Thursday 18th July, to Leicester – Richard III Visitor Centre. The Visitor Centre showcases the life of King Richard III and the story of how his remains were discovered in 2012. The centre opened in 2014 on the site of Greyfriars, the medieval friary in whose church the King was buried. The cost of transport on this occasion is £15. The entrance fee is to be confirmed. Nearby are the Cathedral and the Guildhall. The coach leaves Sudbury bus station at 9am and is expected to depart from Leicester at about 4pm. The journey is approximately 2½ hours.
Read a report of this outing: Leicester visit 2019 .
Thursday 22nd August, to Bury St Edmunds – Barry Wall will give an informal talk at the Abbey (make your own way there, not a coach trip).
Friday 20th September, to Felbrigg (National Trust) in Norfolk – a Mansion dating from the 15th century, with lavish interiors, set in a vast estate with a lake and woodland. The admission cost for those who are not members of National Trust is normally £11 but there is no charge for our visit as it falls on a Heritage Open Day.

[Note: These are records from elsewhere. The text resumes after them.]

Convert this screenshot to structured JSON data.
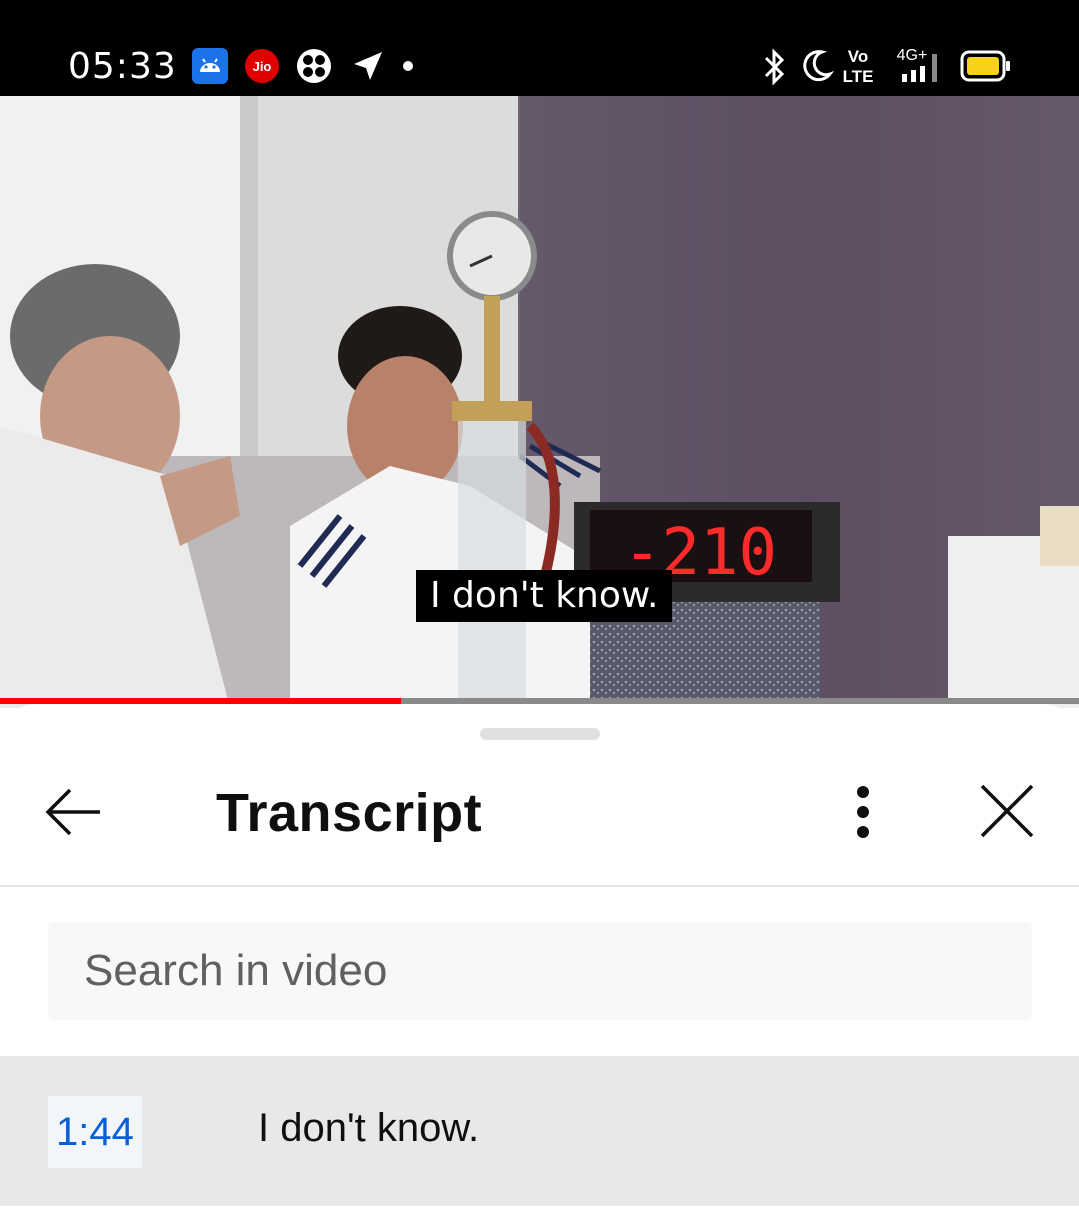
{
  "status_bar": {
    "time": "05:33",
    "left_icons": [
      "android-debug-icon",
      "jio-icon",
      "fan-icon",
      "location-arrow-icon",
      "dot-icon"
    ],
    "right_icons": [
      "bluetooth-icon",
      "moon-icon",
      "volte-icon",
      "signal-4g-icon",
      "battery-icon"
    ],
    "volte_top": "Vo",
    "volte_bottom": "LTE",
    "network_label": "4G+",
    "jio_label": "Jio"
  },
  "video": {
    "caption": "I don't know.",
    "progress_fraction": 0.372,
    "timer_display": "-210"
  },
  "sheet": {
    "title": "Transcript",
    "search_placeholder": "Search in video",
    "entries": [
      {
        "time": "1:44",
        "text": "I don't know."
      }
    ]
  },
  "colors": {
    "accent_red": "#ff0000",
    "link_blue": "#065fd4",
    "battery_yellow": "#f6d21a"
  }
}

Read a report of this outing: Felbrigg Hall report, 2019 .
Thursday 24th October, a visit to Syon House in west London is planned. Syon is one of the last great houses of London, and has been in the family of the present owners for more than 400 years.
Profoundly historic, the House holds a wealth of art within its grand classical interiors, while the Park and Gardens feel like deep countryside, although barely nine miles from Charing Cross.

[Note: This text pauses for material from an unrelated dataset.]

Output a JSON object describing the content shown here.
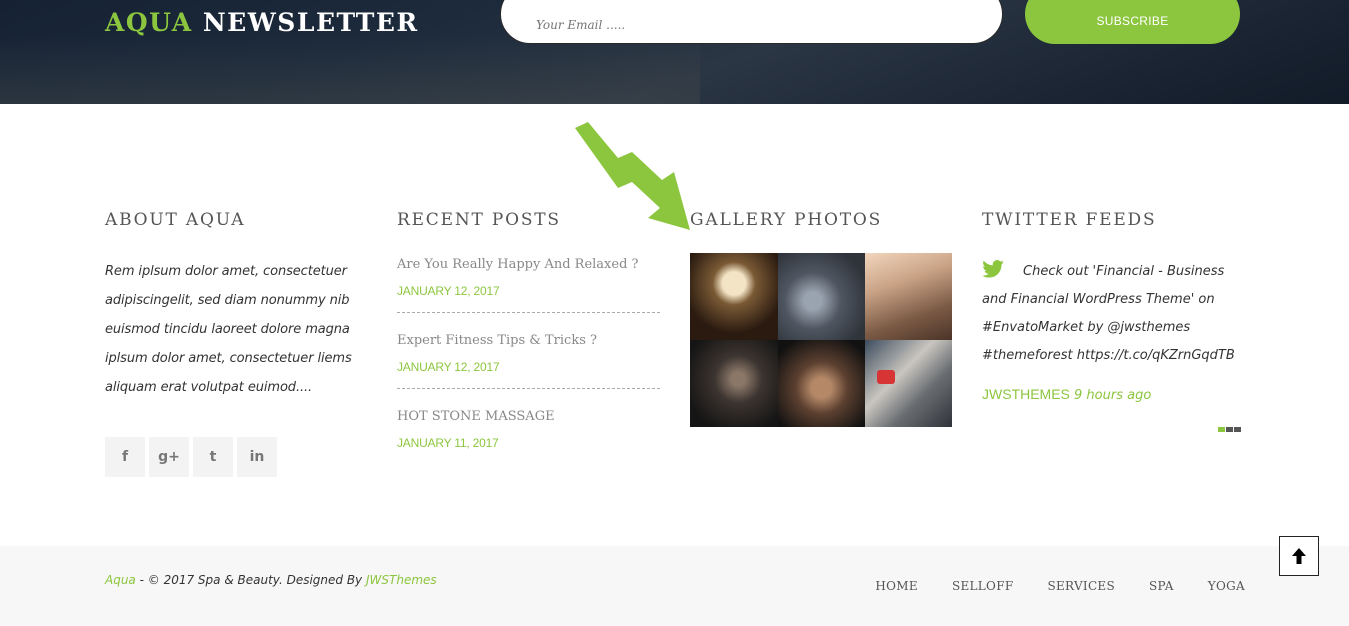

Syon Park contains a great variety in a relatively small area, from Gardens and Arboretum through to parkland and the unique tidal water meadows. Read a report: Syon House report or see Report and photos .
Thursday 21 November, a trip to Norwich, leaving Sudbury Bus Station at 9am. The cost is £13.50. At Norwich, it is “do your own thing”. There are two cathedrals, the castle, numerous shops and much else to see. Visit www.visitnorwich.co.uk .
Looking ahead: A visit to Kenwood House was under consideration for Spring 2020. Kenwood House is a former stately home, in Hampstead, London, on the northern boundary of Hampstead Heath. The house was originally constructed in the 17th century and served as a residence for the Earls of Mansfield through the 18th and 19th centuries. The house was remodelled by Robert Adam between 1764 and 1779. Part of the estate was bought by the Guinness family in the early 20th century, and the whole property and grounds came under ownership of the London County Council and was open to the public by the end of the 1920s. It remains a popular local tourist attraction.